Another very interesting topic came up as to ethics. Many people use this camera where video cameras are not allowed, but still camera are. Basically, they are ramboing it. One made an interesting point that at the NFL games which are shot by union video guys as well as a battery of still photographers – the have banned the canon 5dMarkII because they were afraid that still shooters would be shooting video.
We live in interesting times and more to come. Gotta run and fill my head with more info.
Just completed our new website. It was a long process from thought to reality. Our mission was to update our website as well as rebrand ourselves as a new entity – a hybrid. Over the last 10 years we have been working in multimedia and video in addition to still photography. Many times clients ask our company to meet their needs in all these areas in keeping current with new media platforms. So in a sense – just like some of these new “hybrid” cameras – we too have become hybrids.
Technology has led us on some amazing journeys with endless possibilities. We’ll share some of these journeys in this blog. There are new opportunities everywhere and we are excited about what the future will bring.
Please take a minute and check out a “tease” for a recently completed video.
http://www.kellymooney.com/ – you’ll find it under Motion > More Videos > Freedom’s Ride
I’m headed out to NAB next week. Every year the National Association of Broadcasters holds it’s conference in Las Vegas – one of the largest conferences in Las Vegas. It’s a great place to find out about new toys and polish your skills through some of the seminars.
I’ve always been a “means to an end” type of person. So when I go to a show like the NAB, I’m not attracted to the new gear as much as I am to new ideas and opportunities in the way of video.

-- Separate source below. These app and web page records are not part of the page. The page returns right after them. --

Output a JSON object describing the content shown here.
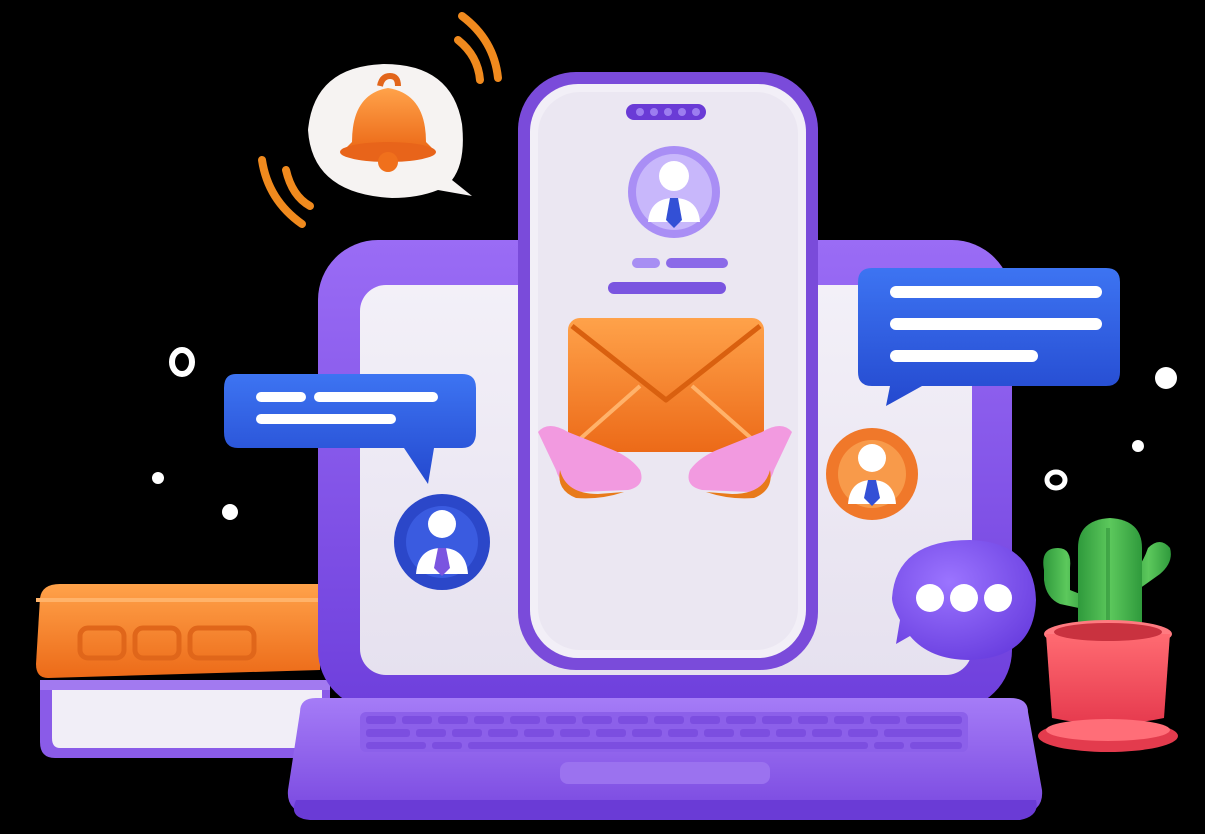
{
  "colors": {
    "background": "#000000",
    "laptop_frame": "#8b5cf6",
    "laptop_frame_dark": "#6d3fe0",
    "screen": "#eeeaf5",
    "phone_frame": "#7c4ddb",
    "accent_orange": "#f58a2c",
    "bubble_blue": "#2f5fe6",
    "avatar_blue": "#2b47c9",
    "avatar_orange": "#f0782a",
    "cactus_green": "#3fae4a",
    "pot_pink": "#f04a5c",
    "book_orange": "#f5882c",
    "book_purple": "#8a5be8"
  },
  "icons": [
    "bell-icon",
    "envelope-icon",
    "chat-bubble-icon",
    "typing-bubble-icon",
    "user-avatar-icon",
    "cactus-icon",
    "books-icon",
    "laptop-icon",
    "smartphone-icon"
  ]
}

I’ve often been asked by my peers (fellow photographers) how and why did I get started in multimedia and video. The short answer is – I had a story to tell that needed sound and motion. About 10 years ago I was shooting a story that I pitched for Smithsonian Magazine about swing dancing. You can imagine the challenge of illustrating this story with a still camera. I got through it dragging the shutter and other “motion” techniques”. Shortly after that assignment, I read an article in Time Magazine about how technology was enabling people to create “films” without Hollywood size crews and budgets. In the article, a mention was made about an upcoming DV symposium to be held at the American Film Institute in LA. I followed the lead and headed out to LA for the conference. Those 4 days rocked my world and filled my head with the possibilities that new technology was creating in the visual world.
I am a storyteller and I use the tools that allow me to tell the story in the best way I can. For a long time, I had in my head an idea that just wouldn’t go away. I was very interested in doing a story on the Delta blues musicians. A lot of stories had been done about their music, but I was interested more in where these musicians came from, culturally and geographically speaking. I knew that I had to add the dimension of sound to communicate the message – let’s face it – it’s a story about musicians. So, my foray into video officially began.
I’ve learned a lot since then and am still learning. Technology pretty much mandates that we keep learning because nothing is static. I have taken numerous courses along the way, but perhaps the best was The Platypus Workshop given by Dirck Halstead and PF Bentley. I would recommend this to anyone thinking of moving into video. www.digitaljournalist.org
We live in an amazing time. While some people lament the past and fret the future, I welcome new opportunities and new ways to do what I do – tell the story.